### PROBLEM DETAILS
Each line below needs to be printed again exactly.

[Records from a collection]
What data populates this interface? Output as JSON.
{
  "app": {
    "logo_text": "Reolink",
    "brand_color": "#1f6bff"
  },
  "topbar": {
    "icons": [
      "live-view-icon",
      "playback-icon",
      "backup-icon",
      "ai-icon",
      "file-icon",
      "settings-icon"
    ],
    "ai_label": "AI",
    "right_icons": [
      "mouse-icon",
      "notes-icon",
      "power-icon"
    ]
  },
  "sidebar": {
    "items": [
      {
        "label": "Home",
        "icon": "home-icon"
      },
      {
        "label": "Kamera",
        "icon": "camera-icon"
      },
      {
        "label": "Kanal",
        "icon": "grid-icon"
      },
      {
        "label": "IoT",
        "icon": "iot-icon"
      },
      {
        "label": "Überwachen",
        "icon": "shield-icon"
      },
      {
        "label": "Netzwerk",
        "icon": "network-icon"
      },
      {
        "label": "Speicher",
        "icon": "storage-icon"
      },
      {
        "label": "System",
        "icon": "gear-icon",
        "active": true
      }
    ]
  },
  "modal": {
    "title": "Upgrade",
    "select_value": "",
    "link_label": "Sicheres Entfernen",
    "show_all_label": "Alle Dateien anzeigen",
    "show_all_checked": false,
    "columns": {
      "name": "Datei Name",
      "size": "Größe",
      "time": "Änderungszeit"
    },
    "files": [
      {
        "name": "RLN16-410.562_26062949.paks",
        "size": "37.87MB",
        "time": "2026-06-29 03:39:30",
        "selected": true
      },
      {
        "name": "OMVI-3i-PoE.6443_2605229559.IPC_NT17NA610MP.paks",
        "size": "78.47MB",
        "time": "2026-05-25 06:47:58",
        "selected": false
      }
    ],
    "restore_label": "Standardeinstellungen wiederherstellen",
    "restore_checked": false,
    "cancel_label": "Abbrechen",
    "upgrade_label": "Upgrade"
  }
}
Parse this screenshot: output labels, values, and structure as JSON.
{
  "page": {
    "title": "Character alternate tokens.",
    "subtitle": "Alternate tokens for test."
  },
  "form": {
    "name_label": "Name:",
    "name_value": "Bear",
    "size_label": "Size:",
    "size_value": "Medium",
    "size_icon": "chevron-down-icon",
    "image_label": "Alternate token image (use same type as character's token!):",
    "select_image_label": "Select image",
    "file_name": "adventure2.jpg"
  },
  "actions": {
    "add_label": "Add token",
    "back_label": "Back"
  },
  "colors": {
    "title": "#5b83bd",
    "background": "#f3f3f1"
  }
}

### RESULT FOR THIS EXERCISE
What data populates this interface? Output as JSON.
{
  "app": {
    "logo_text": "Reolink",
    "brand_color": "#1f6bff"
  },
  "topbar": {
    "icons": [
      "live-view-icon",
      "playback-icon",
      "backup-icon",
      "ai-icon",
      "file-icon",
      "settings-icon"
    ],
    "ai_label": "AI",
    "right_icons": [
      "mouse-icon",
      "notes-icon",
      "power-icon"
    ]
  },
  "sidebar": {
    "items": [
      {
        "label": "Home",
        "icon": "home-icon"
      },
      {
        "label": "Kamera",
        "icon": "camera-icon"
      },
      {
        "label": "Kanal",
        "icon": "grid-icon"
      },
      {
        "label": "IoT",
        "icon": "iot-icon"
      },
      {
        "label": "Überwachen",
        "icon": "shield-icon"
      },
      {
        "label": "Netzwerk",
        "icon": "network-icon"
      },
      {
        "label": "Speicher",
        "icon": "storage-icon"
      },
      {
        "label": "System",
        "icon": "gear-icon",
        "active": true
      }
    ]
  },
  "modal": {
    "title": "Upgrade",
    "select_value": "",
    "link_label": "Sicheres Entfernen",
    "show_all_label": "Alle Dateien anzeigen",
    "show_all_checked": false,
    "columns": {
      "name": "Datei Name",
      "size": "Größe",
      "time": "Änderungszeit"
    },
    "files": [
      {
        "name": "RLN16-410.562_26062949.paks",
        "size": "37.87MB",
        "time": "2026-06-29 03:39:30",
        "selected": true
      },
      {
        "name": "OMVI-3i-PoE.6443_2605229559.IPC_NT17NA610MP.paks",
        "size": "78.47MB",
        "time": "2026-05-25 06:47:58",
        "selected": false
      }
    ],
    "restore_label": "Standardeinstellungen wiederherstellen",
    "restore_checked": false,
    "cancel_label": "Abbrechen",
    "upgrade_label": "Upgrade"
  }
}
Parse this screenshot: output labels, values, and structure as JSON.
{
  "page": {
    "title": "Character alternate tokens.",
    "subtitle": "Alternate tokens for test."
  },
  "form": {
    "name_label": "Name:",
    "name_value": "Bear",
    "size_label": "Size:",
    "size_value": "Medium",
    "size_icon": "chevron-down-icon",
    "image_label": "Alternate token image (use same type as character's token!):",
    "select_image_label": "Select image",
    "file_name": "adventure2.jpg"
  },
  "actions": {
    "add_label": "Add token",
    "back_label": "Back"
  },
  "colors": {
    "title": "#5b83bd",
    "background": "#f3f3f1"
  }
}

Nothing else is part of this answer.